Start of Block
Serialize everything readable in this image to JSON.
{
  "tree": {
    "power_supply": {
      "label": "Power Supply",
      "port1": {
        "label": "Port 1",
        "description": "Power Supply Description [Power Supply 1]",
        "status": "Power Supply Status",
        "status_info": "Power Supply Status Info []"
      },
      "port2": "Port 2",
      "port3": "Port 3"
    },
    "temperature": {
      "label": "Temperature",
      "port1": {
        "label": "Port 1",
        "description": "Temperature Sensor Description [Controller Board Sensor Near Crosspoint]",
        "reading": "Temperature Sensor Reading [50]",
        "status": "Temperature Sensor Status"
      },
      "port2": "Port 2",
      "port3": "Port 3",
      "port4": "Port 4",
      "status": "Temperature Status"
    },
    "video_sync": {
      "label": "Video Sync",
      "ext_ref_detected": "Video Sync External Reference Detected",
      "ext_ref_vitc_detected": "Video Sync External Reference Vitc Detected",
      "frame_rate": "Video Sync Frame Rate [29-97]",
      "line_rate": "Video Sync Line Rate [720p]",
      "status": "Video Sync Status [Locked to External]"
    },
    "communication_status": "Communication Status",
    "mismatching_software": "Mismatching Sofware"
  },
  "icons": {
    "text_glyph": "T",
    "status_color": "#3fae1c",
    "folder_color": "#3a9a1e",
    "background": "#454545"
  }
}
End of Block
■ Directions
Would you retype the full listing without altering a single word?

■ Exercise output
Serialize everything readable in this image to JSON.
{
  "tree": {
    "power_supply": {
      "label": "Power Supply",
      "port1": {
        "label": "Port 1",
        "description": "Power Supply Description [Power Supply 1]",
        "status": "Power Supply Status",
        "status_info": "Power Supply Status Info []"
      },
      "port2": "Port 2",
      "port3": "Port 3"
    },
    "temperature": {
      "label": "Temperature",
      "port1": {
        "label": "Port 1",
        "description": "Temperature Sensor Description [Controller Board Sensor Near Crosspoint]",
        "reading": "Temperature Sensor Reading [50]",
        "status": "Temperature Sensor Status"
      },
      "port2": "Port 2",
      "port3": "Port 3",
      "port4": "Port 4",
      "status": "Temperature Status"
    },
    "video_sync": {
      "label": "Video Sync",
      "ext_ref_detected": "Video Sync External Reference Detected",
      "ext_ref_vitc_detected": "Video Sync External Reference Vitc Detected",
      "frame_rate": "Video Sync Frame Rate [29-97]",
      "line_rate": "Video Sync Line Rate [720p]",
      "status": "Video Sync Status [Locked to External]"
    },
    "communication_status": "Communication Status",
    "mismatching_software": "Mismatching Sofware"
  },
  "icons": {
    "text_glyph": "T",
    "status_color": "#3fae1c",
    "folder_color": "#3a9a1e",
    "background": "#454545"
  }
}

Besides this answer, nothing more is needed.